There’s no tiptoeing around the fact that swollen feet are annoying. And while it doesn’t take a doctor to point out that wearing sky-high heels all day might contribute to foot pain and swelling, sometimes the cause can be more difficult to pinpoint. But with a little detective work and advice from experts, but there are preventative measures we can take and ways to treat swollen feet.
First, it’s important to understand what actually causes feet to swell. According to Dr. Rock Positano, DPM, MSc, MPH and director of non-surgical foot and ankle service at Hospital for Special Surgery, the most common causes are either related to current health conditions or caused by irritants like too-tight shoes or long plane rides.
Dr. Positano gave a laundry list of possible causes for swollen feet related to other health conditions: obesity, water retention, tight Achilles, congestive heart failure, deep vein thrombosis, kidney disease, high blood pressure, swollen and inflamed Achilles tendon and plantar fascia, joint disease secondary to diabetes, gout, trauma like ankle sprains and generalized tendon injuries, bone fractures, varicose veins, arterial blockage, atherosclerosis, cysts behind the knees, systemic infections, flat arch or blocked lymph glands.
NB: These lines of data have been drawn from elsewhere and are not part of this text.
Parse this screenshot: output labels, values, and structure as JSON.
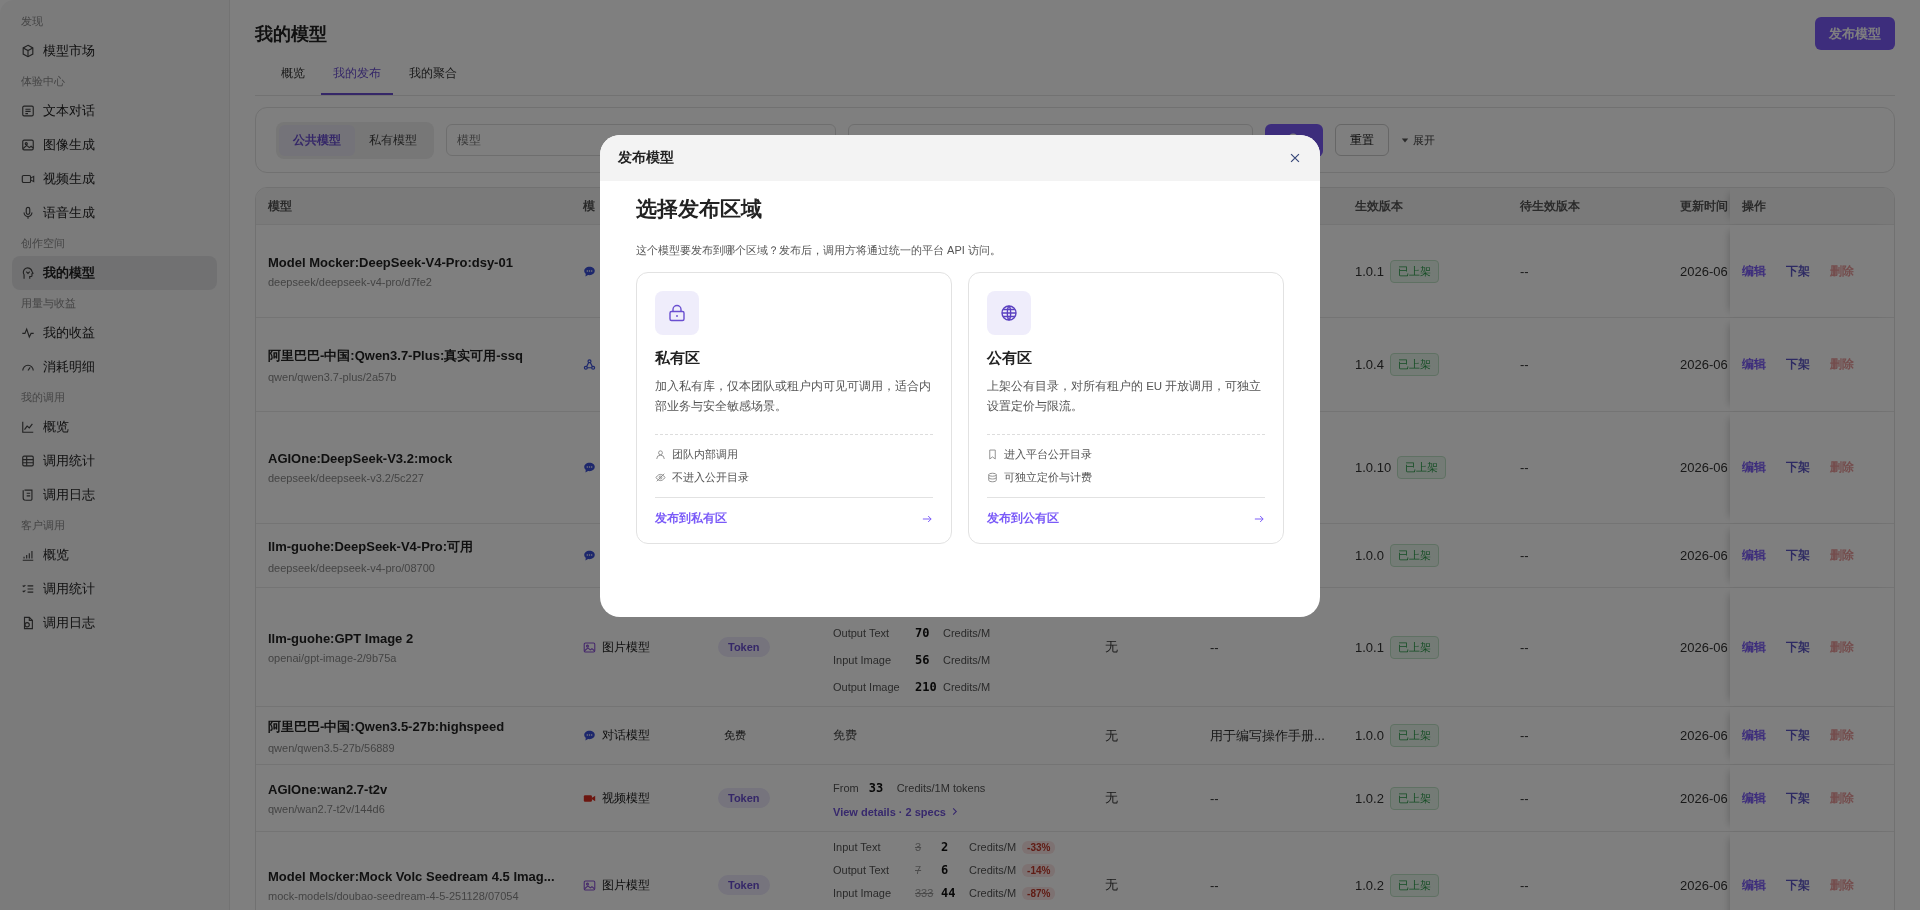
{
  "sidebar": {
    "sections": [
      {
        "heading": "发现",
        "items": [
          {
            "label": "模型市场",
            "selected": false
          }
        ]
      },
      {
        "heading": "体验中心",
        "items": [
          {
            "label": "文本对话",
            "selected": false
          },
          {
            "label": "图像生成",
            "selected": false
          },
          {
            "label": "视频生成",
            "selected": false
          },
          {
            "label": "语音生成",
            "selected": false
          }
        ]
      },
      {
        "heading": "创作空间",
        "items": [
          {
            "label": "我的模型",
            "selected": true
          }
        ]
      },
      {
        "heading": "用量与收益",
        "items": [
          {
            "label": "我的收益",
            "selected": false
          },
          {
            "label": "消耗明细",
            "selected": false
          }
        ]
      },
      {
        "heading": "我的调用",
        "items": [
          {
            "label": "概览",
            "selected": false
          },
          {
            "label": "调用统计",
            "selected": false
          },
          {
            "label": "调用日志",
            "selected": false
          }
        ]
      },
      {
        "heading": "客户调用",
        "items": [
          {
            "label": "概览",
            "selected": false
          },
          {
            "label": "调用统计",
            "selected": false
          },
          {
            "label": "调用日志",
            "selected": false
          }
        ]
      }
    ]
  },
  "page": {
    "title": "我的模型",
    "publish_button": "发布模型"
  },
  "tabs": [
    {
      "label": "概览",
      "selected": false
    },
    {
      "label": "我的发布",
      "selected": true
    },
    {
      "label": "我的聚合",
      "selected": false
    }
  ],
  "filters": {
    "scope": [
      {
        "label": "公共模型",
        "selected": true
      },
      {
        "label": "私有模型",
        "selected": false
      }
    ],
    "search": {
      "placeholder": "模型"
    },
    "reset_button": "重置",
    "expand": "展开"
  },
  "table": {
    "columns": [
      "模型",
      "模",
      "",
      "",
      "",
      "",
      "生效版本",
      "待生效版本",
      "更新时间",
      "操作"
    ],
    "rows": [
      {
        "name": "Model Mocker:DeepSeek-V4-Pro:dsy-01",
        "path": "deepseek/deepseek-v4-pro/d7fe2",
        "type": {
          "kind": "chat"
        },
        "version": "1.0.1",
        "status": "已上架",
        "pending": "--",
        "updated": "2026-06",
        "actions": [
          {
            "kind": "edit",
            "label": "编辑"
          },
          {
            "kind": "unlist",
            "label": "下架"
          },
          {
            "kind": "delete",
            "label": "删除"
          }
        ]
      },
      {
        "name": "阿里巴巴-中国:Qwen3.7-Plus:真实可用-ssq",
        "path": "qwen/qwen3.7-plus/2a57b",
        "type": {
          "kind": "agent"
        },
        "version": "1.0.4",
        "status": "已上架",
        "pending": "--",
        "updated": "2026-06",
        "actions": [
          {
            "kind": "edit",
            "label": "编辑"
          },
          {
            "kind": "unlist",
            "label": "下架"
          },
          {
            "kind": "delete",
            "label": "删除"
          }
        ]
      },
      {
        "name": "AGIOne:DeepSeek-V3.2:mock",
        "path": "deepseek/deepseek-v3.2/5c227",
        "type": {
          "kind": "chat"
        },
        "version": "1.0.10",
        "status": "已上架",
        "pending": "--",
        "updated": "2026-06",
        "actions": [
          {
            "kind": "edit",
            "label": "编辑"
          },
          {
            "kind": "unlist",
            "label": "下架"
          },
          {
            "kind": "delete",
            "label": "删除"
          }
        ]
      },
      {
        "name": "llm-guohe:DeepSeek-V4-Pro:可用",
        "path": "deepseek/deepseek-v4-pro/08700",
        "type": {
          "kind": "chat"
        },
        "version": "1.0.0",
        "status": "已上架",
        "pending": "--",
        "updated": "2026-06",
        "actions": [
          {
            "kind": "edit",
            "label": "编辑"
          },
          {
            "kind": "unlist",
            "label": "下架"
          },
          {
            "kind": "delete",
            "label": "删除"
          }
        ]
      },
      {
        "name": "llm-guohe:GPT Image 2",
        "path": "openai/gpt-image-2/9b75a",
        "type": {
          "kind": "image",
          "label": "图片模型"
        },
        "billing": {
          "kind": "tag",
          "label": "Token"
        },
        "price": {
          "kind": "lines",
          "lines": [
            {
              "label": "Output Text",
              "value": "70",
              "unit": "Credits/M"
            },
            {
              "label": "Input Image",
              "value": "56",
              "unit": "Credits/M"
            },
            {
              "label": "Output Image",
              "value": "210",
              "unit": "Credits/M"
            }
          ]
        },
        "column_5": "无",
        "column_6": "--",
        "version": "1.0.1",
        "status": "已上架",
        "pending": "--",
        "updated": "2026-06",
        "actions": [
          {
            "kind": "edit",
            "label": "编辑"
          },
          {
            "kind": "unlist",
            "label": "下架"
          },
          {
            "kind": "delete",
            "label": "删除"
          }
        ]
      },
      {
        "name": "阿里巴巴-中国:Qwen3.5-27b:highspeed",
        "path": "qwen/qwen3.5-27b/56889",
        "type": {
          "kind": "chat",
          "label": "对话模型"
        },
        "billing": {
          "kind": "plain",
          "label": "免费"
        },
        "price": {
          "kind": "text",
          "text": "免费"
        },
        "column_5": "无",
        "column_6": "用于编写操作手册...",
        "version": "1.0.0",
        "status": "已上架",
        "pending": "--",
        "updated": "2026-06",
        "actions": [
          {
            "kind": "edit",
            "label": "编辑"
          },
          {
            "kind": "unlist",
            "label": "下架"
          },
          {
            "kind": "delete",
            "label": "删除"
          }
        ]
      },
      {
        "name": "AGIOne:wan2.7-t2v",
        "path": "qwen/wan2.7-t2v/144d6",
        "type": {
          "kind": "video",
          "label": "视频模型"
        },
        "billing": {
          "kind": "tag",
          "label": "Token"
        },
        "price": {
          "kind": "from",
          "prefix": "From",
          "value": "33",
          "unit": "Credits/1M tokens",
          "link": "View details · 2 specs"
        },
        "column_5": "无",
        "column_6": "--",
        "version": "1.0.2",
        "status": "已上架",
        "pending": "--",
        "updated": "2026-06",
        "actions": [
          {
            "kind": "edit",
            "label": "编辑"
          },
          {
            "kind": "unlist",
            "label": "下架"
          },
          {
            "kind": "delete",
            "label": "删除"
          }
        ]
      },
      {
        "name": "Model Mocker:Mock Volc Seedream 4.5 Imag...",
        "path": "mock-models/doubao-seedream-4-5-251128/07054",
        "type": {
          "kind": "image",
          "label": "图片模型"
        },
        "billing": {
          "kind": "tag",
          "label": "Token"
        },
        "price": {
          "kind": "lines",
          "lines": [
            {
              "label": "Input Text",
              "was": "3",
              "value": "2",
              "unit": "Credits/M",
              "discount": "-33%"
            },
            {
              "label": "Output Text",
              "was": "7",
              "value": "6",
              "unit": "Credits/M",
              "discount": "-14%"
            },
            {
              "label": "Input Image",
              "was": "333",
              "value": "44",
              "unit": "Credits/M",
              "discount": "-87%"
            }
          ]
        },
        "column_5": "无",
        "column_6": "--",
        "version": "1.0.2",
        "status": "已上架",
        "pending": "--",
        "updated": "2026-06",
        "actions": [
          {
            "kind": "edit",
            "label": "编辑"
          },
          {
            "kind": "unlist",
            "label": "下架"
          },
          {
            "kind": "delete",
            "label": "删除"
          }
        ]
      }
    ]
  },
  "dialog": {
    "title": "发布模型",
    "heading": "选择发布区域",
    "description": "这个模型要发布到哪个区域？发布后，调用方将通过统一的平台 API 访问。",
    "options": [
      {
        "kind": "private",
        "title": "私有区",
        "description": "加入私有库，仅本团队或租户内可见可调用，适合内部业务与安全敏感场景。",
        "features": [
          "团队内部调用",
          "不进入公开目录"
        ],
        "action": "发布到私有区"
      },
      {
        "kind": "public",
        "title": "公有区",
        "description": "上架公有目录，对所有租户的 EU 开放调用，可独立设置定价与限流。",
        "features": [
          "进入平台公开目录",
          "可独立定价与计费"
        ],
        "action": "发布到公有区"
      }
    ]
  }
}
Whoa!
And then there are temporary conditions that cause feet to swell, like being too sedentary or pregnancy. Allergies to medication and food might also cause swollen feet, along with sunburn or frostbite.
And finally, there are situational conditions that lead to swollen feet: prolonged wearing of flat shoes, allergic reaction to dyes in shoes, ill-fitting shoes or socks and shoes made of materials like plastic that don’t allow the foot and skin to breathe.
Clearly there can be many culprits, making the underlying cause difficult to ascertain.
How to Diagnose Swollen Feet
“We usually look at the worst case scenario and most common scenario and then arrive at a workable diagnosis and treatment,” says Dr. Ernest Isaacson. “Swollen feet accompanied by shortness of breath or feeling winded with exertion should always be investigated, as it could be a sign of heart disease. If only one foot is swollen on a more acute basis, that should also be investigated, as it could be a sign of infection or trauma.”
He also notes that humid weather tends to exacerbate the problem and it’s generally progressive throughout the day with most patients waking up in the morning with relatively little swelling.
How to Treat Swollen Feet
So, what can you do to treat swollen feet? Before we get to the fun stuff — shopping for new shoes — let’s get the not-so-fun stuff out of the way. “Salt reduction can have a beneficial effect in reducing the amount of fluid in the tissues as can wearing compression stockings and elevation,” says Isaacson. So say goodbye to those potato chips and hello to new socks. (Comrad makes some that are actually stylish.) “For chronic swelling caused by venous disease, your friendly neighborhood vascular surgeon or interventional radiologist may be able to offer treatments, many of which are minimally invasive and outpatient,” he says.
Loading up on natural diuretics that remove excess fluid from the body (like celery juice) and getting up to walk and stretch regularly can be equally helpful to treat swollen feet. Particularly for chronic swelling, Positano also recommends ice and calf massages.
Now for something a little more fun than drinking celery juice: shoes. Wearing comfortable ones is critical. Positano says it’s imperative to shop for shoes in the late afternoon when the foot is at its maximum size. “During the morning hours, the foot is most slender and generally a smaller size.”
He also notes that even adults should measure their feet every few years. “Weight gain/loss, pregnancy, increased/decreased activity can affect shoe size.” Unfortunately, shoes can’t necessarily prevent feet from swelling, but they can cause and worsen the situation. So if you need a reason not to go into credit card debt for the latest Sergio Rossi or Giuseppe Zanotti stilettos, there you have it.